AVAILABLE RECORDS =>

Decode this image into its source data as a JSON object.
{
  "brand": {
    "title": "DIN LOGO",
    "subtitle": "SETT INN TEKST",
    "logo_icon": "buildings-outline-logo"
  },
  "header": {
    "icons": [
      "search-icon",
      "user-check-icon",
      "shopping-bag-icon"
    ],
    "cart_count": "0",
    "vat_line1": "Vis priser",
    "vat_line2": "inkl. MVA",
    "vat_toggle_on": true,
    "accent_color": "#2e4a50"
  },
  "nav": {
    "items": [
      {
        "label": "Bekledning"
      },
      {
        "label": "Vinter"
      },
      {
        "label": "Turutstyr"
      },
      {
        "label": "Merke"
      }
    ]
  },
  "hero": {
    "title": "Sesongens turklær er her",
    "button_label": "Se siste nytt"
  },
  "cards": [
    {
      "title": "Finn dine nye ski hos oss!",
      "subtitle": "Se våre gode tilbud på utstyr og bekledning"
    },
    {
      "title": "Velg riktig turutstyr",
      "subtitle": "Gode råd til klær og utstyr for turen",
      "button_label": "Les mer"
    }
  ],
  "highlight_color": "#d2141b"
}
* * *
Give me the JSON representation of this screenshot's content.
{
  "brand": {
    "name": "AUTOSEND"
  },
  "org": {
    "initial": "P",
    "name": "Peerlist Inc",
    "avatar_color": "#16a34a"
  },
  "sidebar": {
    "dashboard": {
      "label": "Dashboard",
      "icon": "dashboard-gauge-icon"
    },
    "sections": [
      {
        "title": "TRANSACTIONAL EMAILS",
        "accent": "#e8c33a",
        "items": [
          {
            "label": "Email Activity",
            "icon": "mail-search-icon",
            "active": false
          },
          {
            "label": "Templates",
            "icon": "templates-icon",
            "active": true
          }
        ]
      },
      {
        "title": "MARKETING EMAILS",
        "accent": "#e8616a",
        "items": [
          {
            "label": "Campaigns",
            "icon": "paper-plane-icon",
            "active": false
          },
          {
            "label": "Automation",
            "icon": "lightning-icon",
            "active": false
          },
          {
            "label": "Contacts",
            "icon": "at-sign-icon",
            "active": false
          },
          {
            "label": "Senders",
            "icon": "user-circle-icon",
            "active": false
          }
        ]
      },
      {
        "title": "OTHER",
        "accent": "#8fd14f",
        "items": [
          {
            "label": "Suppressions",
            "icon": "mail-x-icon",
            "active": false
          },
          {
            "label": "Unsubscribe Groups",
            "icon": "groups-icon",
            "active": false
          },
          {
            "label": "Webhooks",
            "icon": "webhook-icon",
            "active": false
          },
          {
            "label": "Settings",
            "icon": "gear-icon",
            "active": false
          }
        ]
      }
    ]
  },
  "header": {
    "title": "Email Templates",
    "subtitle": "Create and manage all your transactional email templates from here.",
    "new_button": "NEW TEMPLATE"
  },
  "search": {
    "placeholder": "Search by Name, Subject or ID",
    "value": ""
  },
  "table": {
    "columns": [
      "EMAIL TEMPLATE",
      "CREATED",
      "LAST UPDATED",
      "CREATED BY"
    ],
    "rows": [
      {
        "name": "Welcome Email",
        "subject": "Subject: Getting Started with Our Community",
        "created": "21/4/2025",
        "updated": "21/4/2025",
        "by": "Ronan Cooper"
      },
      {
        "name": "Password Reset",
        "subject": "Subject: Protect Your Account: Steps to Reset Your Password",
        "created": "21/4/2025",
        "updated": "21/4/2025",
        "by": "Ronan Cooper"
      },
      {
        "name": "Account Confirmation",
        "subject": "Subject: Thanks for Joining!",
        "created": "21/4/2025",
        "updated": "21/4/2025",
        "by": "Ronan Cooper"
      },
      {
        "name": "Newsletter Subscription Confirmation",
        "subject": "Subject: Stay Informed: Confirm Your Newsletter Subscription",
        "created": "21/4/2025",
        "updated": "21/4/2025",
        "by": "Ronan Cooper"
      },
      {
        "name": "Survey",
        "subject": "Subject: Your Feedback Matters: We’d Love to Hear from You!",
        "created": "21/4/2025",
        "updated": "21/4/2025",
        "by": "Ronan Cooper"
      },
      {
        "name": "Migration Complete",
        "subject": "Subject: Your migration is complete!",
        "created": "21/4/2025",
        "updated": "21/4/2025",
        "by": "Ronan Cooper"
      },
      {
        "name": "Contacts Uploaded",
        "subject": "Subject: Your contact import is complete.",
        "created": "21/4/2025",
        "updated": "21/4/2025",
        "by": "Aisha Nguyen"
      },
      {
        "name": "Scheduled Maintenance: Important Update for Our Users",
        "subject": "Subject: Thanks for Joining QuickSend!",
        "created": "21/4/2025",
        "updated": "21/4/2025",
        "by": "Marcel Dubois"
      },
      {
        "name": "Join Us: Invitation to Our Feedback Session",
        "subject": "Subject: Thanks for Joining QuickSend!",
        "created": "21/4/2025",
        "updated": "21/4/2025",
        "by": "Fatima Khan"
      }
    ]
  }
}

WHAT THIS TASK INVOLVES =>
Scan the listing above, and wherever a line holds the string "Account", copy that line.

RESPONSE TO THIS TASK =>
        "subject": "Subject: Protect Your Account: Steps to Reset Your Password",
        "name": "Account Confirmation",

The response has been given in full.